Scott Stratten [00:11:38] I remember my first day out of college, I worked my first job was working at Goodwill Toronto. I was in H.R. (I went to college for H.R., if you can believe that!) And I went to the job and I'm just giddy. I'm working a job. I don't have a punch clock. I don't have a name tag. I'm working white-collar in an office just like my dad thought I was going to. And I'm going to go up the corporate ladder.
Scott Stratten [00:12:02] My first day, and I'm just giddy. I'm just bouncing down the hall and walk by someone. Somebody's like, "What are you so happy about?"
Scott Stratten [00:12:09] I'm just like, "I'm working. This is cool!"
Scott Stratten [00:12:12] And she just looks at me and goes, "That'll change. That'll change."
Scott Stratten [00:12:20] And I'm like, oh, damn, like, where did I sign on to work, here? And I realize it was the great kind of soul sucking type of thing, and it just it doesn't have to be that way; we do it to each other.
Scott Stratten [00:12:33] Corporate culture doesn't exist. There's no such thing as corporate culture. It's the people you have there and what they're like. Corporate culture is just a way to remove blame from humans, especially leaders, and say, "Well, this is our culture."
Scott Stratten [00:12:48] It's also a good excuse to not hire somebody you don't like -- "Well, you won't fit our culture." It's how we it's how we act towards each other. And we all have a part in that.
Ashley Stryker [00:12:57] So Scott's biggest mistake was his lack of professional curiosity and overconfidence in his approach and product that left him blind to industry updates and progress. Ultimately, his loss of curiosity led to the bankruptcy of his previously successful video business in 2008 and the complete erasure of his speaking gigs during the Covid pandemic a decade later.
Ashley Stryker [00:13:19] On realizing his mistake, Scott eliminated distractions that only reinforced his error of self-admitted arrogance and proactively sought out opportunities which forced him to learn new things and make time for what really mattered -- personally and professionally. Professional enthusiasm was key.
Ashley Stryker [00:13:38] Today, Scott Stratten is resuming his keynote speaking engagements -- though on a greatly reduced schedule by design -- and experimenting with new platforms, including video-on-demand courses and live LinkedIn webcasts under his Unmarketing brand. You can find out more about Scott on Unmarketing.com, through any of his six business books coauthored with his wife Allison, and on Twitter @Unmarketing.
Ashley Stryker [00:14:02] And you can find this and other episodes of the Professional Confessional podcast at PC-Podcast.com or on your preferred podcasting platform of choice.

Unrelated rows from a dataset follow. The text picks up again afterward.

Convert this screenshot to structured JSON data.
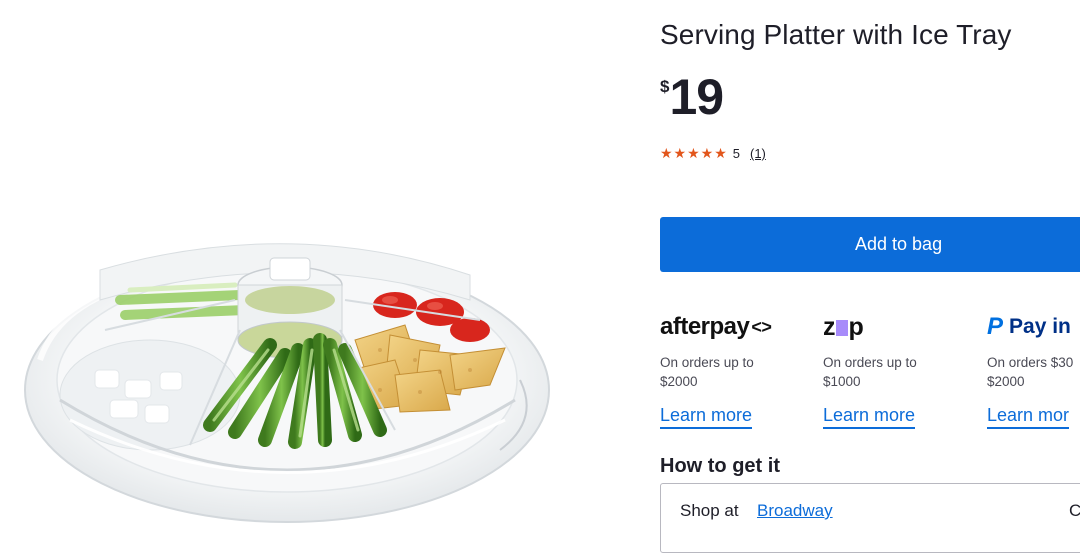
{
  "product": {
    "title": "Serving Platter with Ice Tray",
    "price_currency": "$",
    "price_amount": "19",
    "rating_stars": "★★★★★",
    "rating_value": "5",
    "rating_count": "(1)"
  },
  "actions": {
    "add_to_bag": "Add to bag"
  },
  "payments": [
    {
      "logo_text": "afterpay",
      "logo_mark": "<>",
      "desc": "On orders up to\n$2000",
      "link": "Learn more"
    },
    {
      "logo_left": "z",
      "logo_right": "p",
      "desc": "On orders up to\n$1000",
      "link": "Learn more"
    },
    {
      "logo_mark": "P",
      "logo_text": "Pay in",
      "desc": "On orders $30\n$2000",
      "link": "Learn mor"
    }
  ],
  "delivery": {
    "heading": "How to get it",
    "shop_label": "Shop at",
    "store_name": "Broadway",
    "right_text": "C"
  },
  "colors": {
    "accent": "#0c6cd9",
    "star": "#e2561c",
    "text": "#1e1e28",
    "zip_purple": "#a78bfa",
    "paypal_dark": "#003087",
    "paypal_light": "#0070e0"
  },
  "icons": {
    "afterpay": "afterpay-logo",
    "zip": "zip-logo",
    "paypal": "paypal-logo"
  }
}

Do you want to come on and share your biggest professional mistake? Head to PC-Podcast.com/BeOurGuest to schedule your professional confessional. Again, that's PC-Podcast.com/BeOurGuest.
In the meantime, please share this episode with someone you think needs to hear this today -- and share what you needed to hear in a review! The more often we rate and review our favorite podcasts, the more people will find out about our community and the more episodes I can make. When we reach twenty five reviews, I promise, we'll vote on a special edition deep-dive into a major mistake in history that is still relevant and affects how we do business today.
Anyway, that's all for this Professional Confessional. I'm Ashley Stryker. Thanks again for tuning in, and I hope you'll join us next time. Talk soon!